> _Exercise requirements_
Quote all lines below exactly. Images stay out.
- Opening Delimiter -
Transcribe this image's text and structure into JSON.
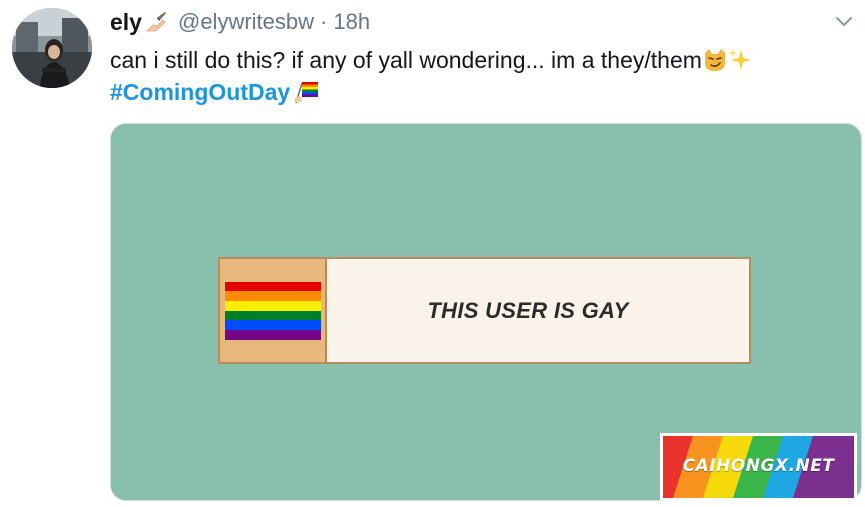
{
  "tweet": {
    "author_name": "ely",
    "name_emoji": "writing-hand-icon",
    "handle": "@elywritesbw",
    "separator": "·",
    "time": "18h",
    "text": "can i still do this? if any of yall wondering... im a they/them",
    "text_emojis": [
      "smirking-cat-icon",
      "sparkles-icon"
    ],
    "hashtag": "#ComingOutDay",
    "hashtag_emoji": "rainbow-flag-hand-icon"
  },
  "media": {
    "userbox_label": "THIS USER IS GAY",
    "flag_colors": [
      "#e40303",
      "#ff8c00",
      "#ffed00",
      "#008026",
      "#004dff",
      "#750787"
    ],
    "background_color": "#89bfad"
  },
  "watermark": {
    "text": "CAIHONGX.NET"
  }
}
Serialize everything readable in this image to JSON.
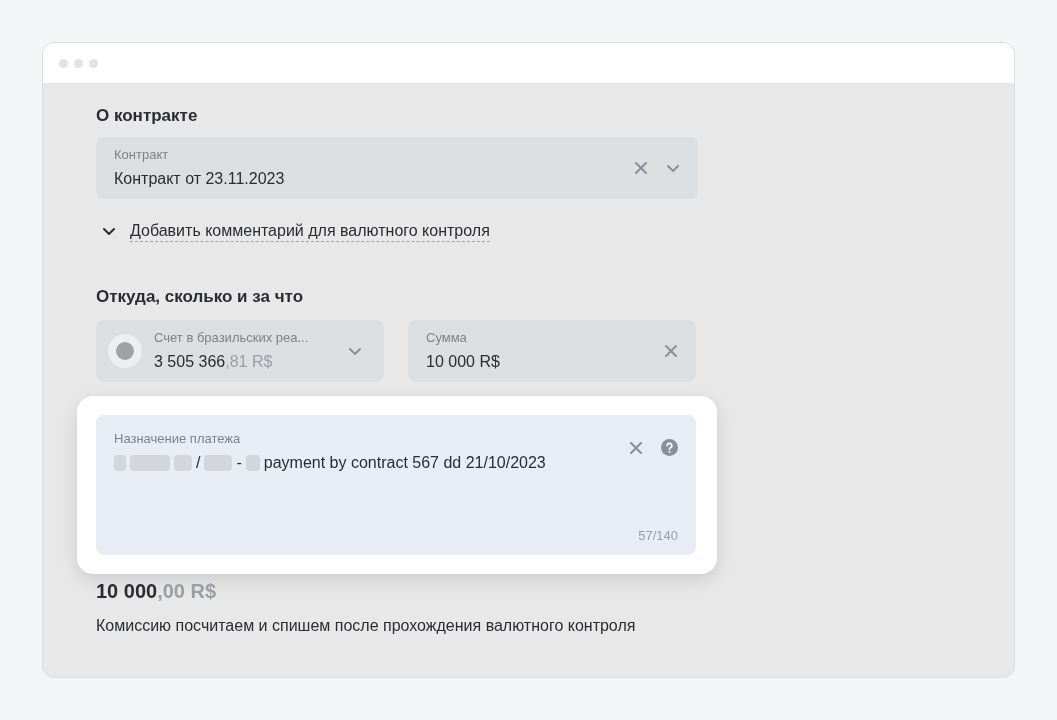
{
  "contract_section": {
    "title": "О контракте",
    "contract_field": {
      "label": "Контракт",
      "value": "Контракт от 23.11.2023"
    },
    "comment_toggle": {
      "label": "Добавить комментарий для валютного контроля",
      "expanded": false
    }
  },
  "payment_section": {
    "title": "Откуда, сколько и за что",
    "account_field": {
      "label": "Счет в бразильских реа...",
      "amount_main": "3 505 366",
      "amount_fraction": ",81 R$"
    },
    "sum_field": {
      "label": "Сумма",
      "value": "10 000 R$"
    },
    "purpose_field": {
      "label": "Назначение платежа",
      "highlighted": true,
      "segments": [
        {
          "kind": "redacted"
        },
        {
          "kind": "redacted"
        },
        {
          "kind": "redacted"
        },
        {
          "kind": "text",
          "text": "/"
        },
        {
          "kind": "redacted"
        },
        {
          "kind": "text",
          "text": "-"
        },
        {
          "kind": "redacted"
        },
        {
          "kind": "text",
          "text": "payment by contract 567 dd 21/10/2023"
        }
      ],
      "counter": "57/140"
    }
  },
  "total": {
    "main": "10 000",
    "fraction": ",00 R$"
  },
  "note": "Комиссию посчитаем и спишем после прохождения валютного контроля"
}
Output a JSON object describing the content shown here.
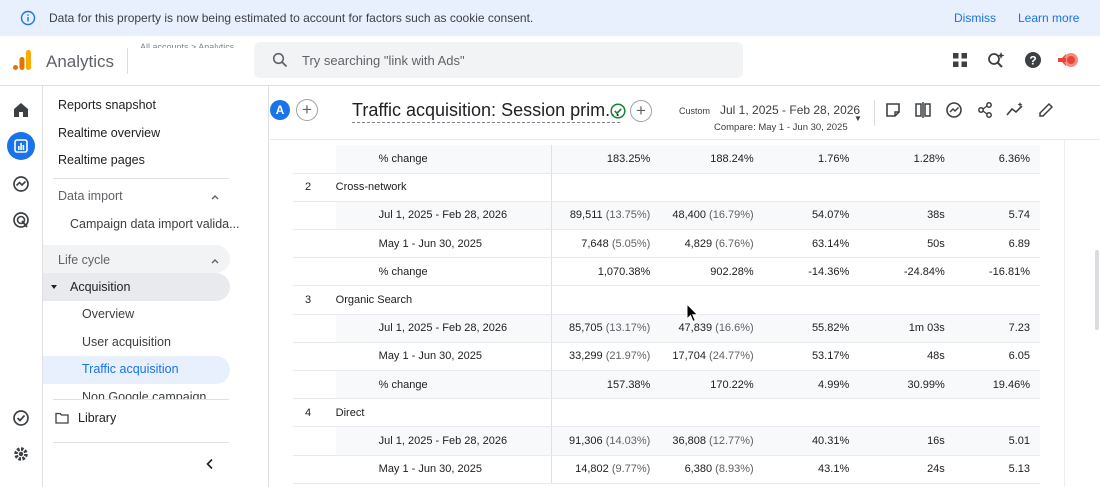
{
  "banner": {
    "message": "Data for this property is now being estimated to account for factors such as cookie consent.",
    "dismiss": "Dismiss",
    "learn_more": "Learn more"
  },
  "topbar": {
    "app_name": "Analytics",
    "account_crumb": "All accounts > Analytics",
    "search_placeholder": "Try searching \"link with Ads\""
  },
  "sidenav": {
    "items": [
      {
        "label": "Reports snapshot"
      },
      {
        "label": "Realtime overview"
      },
      {
        "label": "Realtime pages"
      }
    ],
    "data_import": "Data import",
    "data_import_child": "Campaign data import valida...",
    "life_cycle": "Life cycle",
    "acquisition": "Acquisition",
    "acq_children": [
      "Overview",
      "User acquisition",
      "Traffic acquisition",
      "Non Google campaign"
    ],
    "library": "Library"
  },
  "report": {
    "avatar_letter": "A",
    "title": "Traffic acquisition: Session prim...",
    "custom_label": "Custom",
    "date_range": "Jul 1, 2025 - Feb 28, 2026",
    "compare": "Compare: May 1 - Jun 30, 2025"
  },
  "table": {
    "rows": [
      {
        "kind": "sub",
        "label": "% change",
        "v": [
          "183.25%",
          "188.24%",
          "1.76%",
          "1.28%",
          "6.36%"
        ]
      },
      {
        "kind": "group",
        "idx": "2",
        "label": "Cross-network"
      },
      {
        "kind": "sub",
        "label": "Jul 1, 2025 - Feb 28, 2026",
        "v": [
          "89,511",
          "48,400",
          "54.07%",
          "38s",
          "5.74"
        ],
        "p": [
          "(13.75%)",
          "(16.79%)"
        ]
      },
      {
        "kind": "sub",
        "label": "May 1 - Jun 30, 2025",
        "v": [
          "7,648",
          "4,829",
          "63.14%",
          "50s",
          "6.89"
        ],
        "p": [
          "(5.05%)",
          "(6.76%)"
        ]
      },
      {
        "kind": "sub",
        "label": "% change",
        "v": [
          "1,070.38%",
          "902.28%",
          "-14.36%",
          "-24.84%",
          "-16.81%"
        ]
      },
      {
        "kind": "group",
        "idx": "3",
        "label": "Organic Search"
      },
      {
        "kind": "sub",
        "label": "Jul 1, 2025 - Feb 28, 2026",
        "v": [
          "85,705",
          "47,839",
          "55.82%",
          "1m 03s",
          "7.23"
        ],
        "p": [
          "(13.17%)",
          "(16.6%)"
        ]
      },
      {
        "kind": "sub",
        "label": "May 1 - Jun 30, 2025",
        "v": [
          "33,299",
          "17,704",
          "53.17%",
          "48s",
          "6.05"
        ],
        "p": [
          "(21.97%)",
          "(24.77%)"
        ]
      },
      {
        "kind": "sub",
        "label": "% change",
        "v": [
          "157.38%",
          "170.22%",
          "4.99%",
          "30.99%",
          "19.46%"
        ]
      },
      {
        "kind": "group",
        "idx": "4",
        "label": "Direct"
      },
      {
        "kind": "sub",
        "label": "Jul 1, 2025 - Feb 28, 2026",
        "v": [
          "91,306",
          "36,808",
          "40.31%",
          "16s",
          "5.01"
        ],
        "p": [
          "(14.03%)",
          "(12.77%)"
        ]
      },
      {
        "kind": "sub",
        "label": "May 1 - Jun 30, 2025",
        "v": [
          "14,802",
          "6,380",
          "43.1%",
          "24s",
          "5.13"
        ],
        "p": [
          "(9.77%)",
          "(8.93%)"
        ]
      }
    ]
  }
}
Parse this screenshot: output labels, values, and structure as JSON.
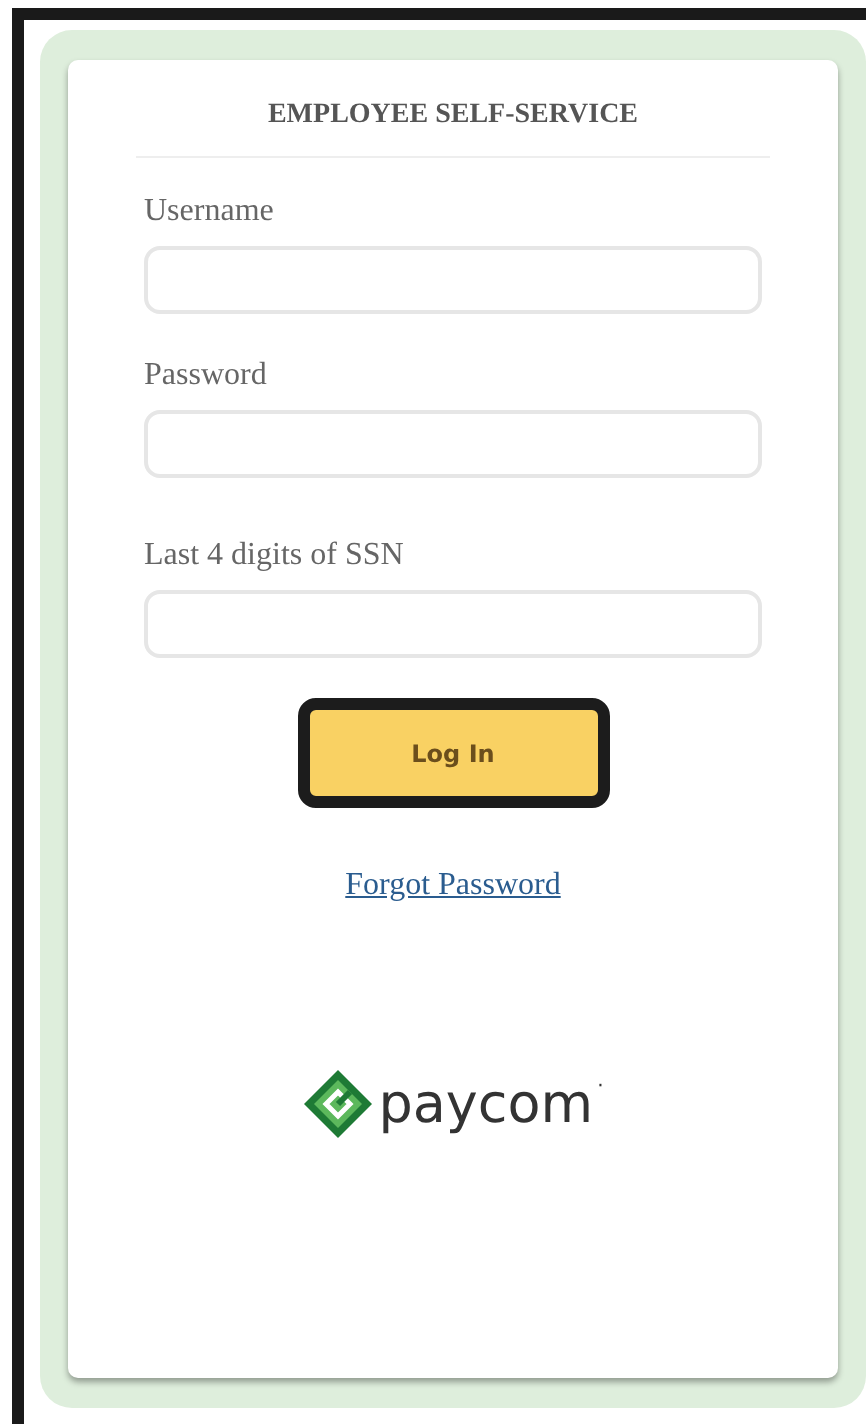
{
  "title": "EMPLOYEE SELF-SERVICE",
  "fields": [
    {
      "label": "Username"
    },
    {
      "label": "Password"
    },
    {
      "label": "Last 4 digits of SSN"
    }
  ],
  "login_button": "Log In",
  "forgot_link": "Forgot Password",
  "logo": {
    "wordmark": "paycom",
    "mark": "·"
  }
}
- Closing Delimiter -
> _Solution to this problem_
Transcribe this image's text and structure into JSON.
{
  "tweet": {
    "author_name": "ely",
    "name_emoji": "writing-hand-icon",
    "handle": "@elywritesbw",
    "separator": "·",
    "time": "18h",
    "text": "can i still do this? if any of yall wondering... im a they/them",
    "text_emojis": [
      "smirking-cat-icon",
      "sparkles-icon"
    ],
    "hashtag": "#ComingOutDay",
    "hashtag_emoji": "rainbow-flag-hand-icon"
  },
  "media": {
    "userbox_label": "THIS USER IS GAY",
    "flag_colors": [
      "#e40303",
      "#ff8c00",
      "#ffed00",
      "#008026",
      "#004dff",
      "#750787"
    ],
    "background_color": "#89bfad"
  },
  "watermark": {
    "text": "CAIHONGX.NET"
  }
}
Serialize everything readable in this image to JSON.
{
  "contract_section": {
    "title": "О контракте",
    "contract_field": {
      "label": "Контракт",
      "value": "Контракт от 23.11.2023"
    },
    "comment_toggle": {
      "label": "Добавить комментарий для валютного контроля",
      "expanded": false
    }
  },
  "payment_section": {
    "title": "Откуда, сколько и за что",
    "account_field": {
      "label": "Счет в бразильских реа...",
      "amount_main": "3 505 366",
      "amount_fraction": ",81 R$"
    },
    "sum_field": {
      "label": "Сумма",
      "value": "10 000 R$"
    },
    "purpose_field": {
      "label": "Назначение платежа",
      "highlighted": true,
      "segments": [
        {
          "kind": "redacted"
        },
        {
          "kind": "redacted"
        },
        {
          "kind": "redacted"
        },
        {
          "kind": "text",
          "text": "/"
        },
        {
          "kind": "redacted"
        },
        {
          "kind": "text",
          "text": "-"
        },
        {
          "kind": "redacted"
        },
        {
          "kind": "text",
          "text": "payment by contract 567 dd 21/10/2023"
        }
      ],
      "counter": "57/140"
    }
  },
  "total": {
    "main": "10 000",
    "fraction": ",00 R$"
  },
  "note": "Комиссию посчитаем и спишем после прохождения валютного контроля"
}
Output a JSON object describing the content shown here.
{
  "banner": {
    "message": "Data for this property is now being estimated to account for factors such as cookie consent.",
    "dismiss": "Dismiss",
    "learn_more": "Learn more"
  },
  "topbar": {
    "app_name": "Analytics",
    "account_crumb": "All accounts > Analytics",
    "search_placeholder": "Try searching \"link with Ads\""
  },
  "sidenav": {
    "items": [
      {
        "label": "Reports snapshot"
      },
      {
        "label": "Realtime overview"
      },
      {
        "label": "Realtime pages"
      }
    ],
    "data_import": "Data import",
    "data_import_child": "Campaign data import valida...",
    "life_cycle": "Life cycle",
    "acquisition": "Acquisition",
    "acq_children": [
      "Overview",
      "User acquisition",
      "Traffic acquisition",
      "Non Google campaign"
    ],
    "library": "Library"
  },
  "report": {
    "avatar_letter": "A",
    "title": "Traffic acquisition: Session prim...",
    "custom_label": "Custom",
    "date_range": "Jul 1, 2025 - Feb 28, 2026",
    "compare": "Compare: May 1 - Jun 30, 2025"
  },
  "table": {
    "rows": [
      {
        "kind": "sub",
        "label": "% change",
        "v": [
          "183.25%",
          "188.24%",
          "1.76%",
          "1.28%",
          "6.36%"
        ]
      },
      {
        "kind": "group",
        "idx": "2",
        "label": "Cross-network"
      },
      {
        "kind": "sub",
        "label": "Jul 1, 2025 - Feb 28, 2026",
        "v": [
          "89,511",
          "48,400",
          "54.07%",
          "38s",
          "5.74"
        ],
        "p": [
          "(13.75%)",
          "(16.79%)"
        ]
      },
      {
        "kind": "sub",
        "label": "May 1 - Jun 30, 2025",
        "v": [
          "7,648",
          "4,829",
          "63.14%",
          "50s",
          "6.89"
        ],
        "p": [
          "(5.05%)",
          "(6.76%)"
        ]
      },
      {
        "kind": "sub",
        "label": "% change",
        "v": [
          "1,070.38%",
          "902.28%",
          "-14.36%",
          "-24.84%",
          "-16.81%"
        ]
      },
      {
        "kind": "group",
        "idx": "3",
        "label": "Organic Search"
      },
      {
        "kind": "sub",
        "label": "Jul 1, 2025 - Feb 28, 2026",
        "v": [
          "85,705",
          "47,839",
          "55.82%",
          "1m 03s",
          "7.23"
        ],
        "p": [
          "(13.17%)",
          "(16.6%)"
        ]
      },
      {
        "kind": "sub",
        "label": "May 1 - Jun 30, 2025",
        "v": [
          "33,299",
          "17,704",
          "53.17%",
          "48s",
          "6.05"
        ],
        "p": [
          "(21.97%)",
          "(24.77%)"
        ]
      },
      {
        "kind": "sub",
        "label": "% change",
        "v": [
          "157.38%",
          "170.22%",
          "4.99%",
          "30.99%",
          "19.46%"
        ]
      },
      {
        "kind": "group",
        "idx": "4",
        "label": "Direct"
      },
      {
        "kind": "sub",
        "label": "Jul 1, 2025 - Feb 28, 2026",
        "v": [
          "91,306",
          "36,808",
          "40.31%",
          "16s",
          "5.01"
        ],
        "p": [
          "(14.03%)",
          "(12.77%)"
        ]
      },
      {
        "kind": "sub",
        "label": "May 1 - Jun 30, 2025",
        "v": [
          "14,802",
          "6,380",
          "43.1%",
          "24s",
          "5.13"
        ],
        "p": [
          "(9.77%)",
          "(8.93%)"
        ]
      }
    ]
  }
}
Parse this screenshot: output labels, values, and structure as JSON.
{
  "title": "EMPLOYEE SELF-SERVICE",
  "fields": [
    {
      "label": "Username"
    },
    {
      "label": "Password"
    },
    {
      "label": "Last 4 digits of SSN"
    }
  ],
  "login_button": "Log In",
  "forgot_link": "Forgot Password",
  "logo": {
    "wordmark": "paycom",
    "mark": "·"
  }
}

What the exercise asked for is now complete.